At this point in time, Vince Martin is an obscure folksinger known only to obsessive fans of the deeper reaches of the Greenwich Village 60’s folk scene. Chances are, unless you have a shelf full of Fred Neil and Tim Hardin albums, you probably haven’t heard of Martin, much less heard his magical music.
But in his time, Martin was a star, and his 1956 version of “Cindy,” backed by the Tarriers, was one of the defining hits of the early folk boom. Martin began his career as a club singer, draping saloon songs in his fabulous tenor, but eventually he teamed up with Neil to create the powerful duo behind 1964’s “Tear Down The Walls” — a seminal release that marked the young John Sebastian’s debut as a recording artist, blowing confident harp behind them.
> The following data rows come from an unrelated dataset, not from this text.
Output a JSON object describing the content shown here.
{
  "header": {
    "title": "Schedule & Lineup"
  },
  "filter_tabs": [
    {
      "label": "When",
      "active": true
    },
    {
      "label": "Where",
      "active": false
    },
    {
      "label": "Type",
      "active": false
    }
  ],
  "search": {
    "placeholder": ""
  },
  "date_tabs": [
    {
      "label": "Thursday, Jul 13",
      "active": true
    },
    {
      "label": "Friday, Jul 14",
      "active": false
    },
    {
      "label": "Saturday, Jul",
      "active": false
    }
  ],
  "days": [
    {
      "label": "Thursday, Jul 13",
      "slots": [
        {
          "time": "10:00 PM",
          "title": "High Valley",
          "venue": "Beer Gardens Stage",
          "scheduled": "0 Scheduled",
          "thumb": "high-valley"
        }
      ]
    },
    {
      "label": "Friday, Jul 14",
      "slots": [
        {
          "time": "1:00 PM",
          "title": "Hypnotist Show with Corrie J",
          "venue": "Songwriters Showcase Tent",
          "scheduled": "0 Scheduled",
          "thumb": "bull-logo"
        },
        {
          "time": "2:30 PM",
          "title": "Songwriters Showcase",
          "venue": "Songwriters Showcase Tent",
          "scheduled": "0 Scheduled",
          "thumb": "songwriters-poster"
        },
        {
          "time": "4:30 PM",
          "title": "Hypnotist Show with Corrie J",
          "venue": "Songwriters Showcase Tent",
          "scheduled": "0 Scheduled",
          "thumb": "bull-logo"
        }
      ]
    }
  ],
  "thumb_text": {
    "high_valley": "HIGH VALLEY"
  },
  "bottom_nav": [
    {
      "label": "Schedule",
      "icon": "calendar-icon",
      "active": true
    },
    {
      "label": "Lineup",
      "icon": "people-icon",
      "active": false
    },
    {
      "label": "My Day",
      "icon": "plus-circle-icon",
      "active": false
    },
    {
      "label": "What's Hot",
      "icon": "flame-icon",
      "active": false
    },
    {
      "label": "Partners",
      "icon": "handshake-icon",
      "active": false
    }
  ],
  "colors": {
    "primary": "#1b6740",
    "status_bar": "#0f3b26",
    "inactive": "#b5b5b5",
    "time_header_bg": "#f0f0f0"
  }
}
Not long after, Martin and Neil went solo, and Sebastian’s brother, Mark, found himself transformed from Martin’s trepidatious opening act to his accompanying guitarist.
Fast forward a few decades, and Sebastian found his old friend via Facebook, and, with the help of filmmaker Todd Kwait – the man behind the jug band documentary “Chasin’ Gus’ Ghost” – made a movie about Martin, called “Vagabondo!”
“Vagabondo!” was given a sneak preview world premiere in Woodstock Sunday afternoon, at the Kleinert/James Art Center of the Woodstock Byrdcliffe Guild, with Martin, Kwait and both Sebastians in attendance.
The bulk of the film features Martin and Mark Sebastian strolling around old haunts – Washington Square Park, Bleecker & McDougal, Coney Island and the like. The conversation is at once magical, mundane and historic, with both parties admitting to a certain struggle with nostalgia.
Martin is painted as a man sensitive enough to write closet classics like “Snow Shadows,” and gruff enough to understand the violent impulses in his Brooklyn-bred Italian soul.
Kwait carefully edits in classic live footage of Martin in his prime, and in one telling scene, the director juxtaposes his singing from the early 70s – onstage – and the late 2000s – in his apartment. It creates a touching moment filled with the ups and downs of Martin’s 72 years.
Like many documentaries, “Vagabondo!” will mean more to viewers already familiar with the subject, but also like “Chasin’ Gus’ Ghost,” it is a well-composed piece that will tell a riveting story even to newcomers.
Following the screening, Kwait and Martin took questions, with the singer offering a frank appraisal of the pitfalls of fame, before chatting with fans and friends in the Center and on the street.
Review by Bokonon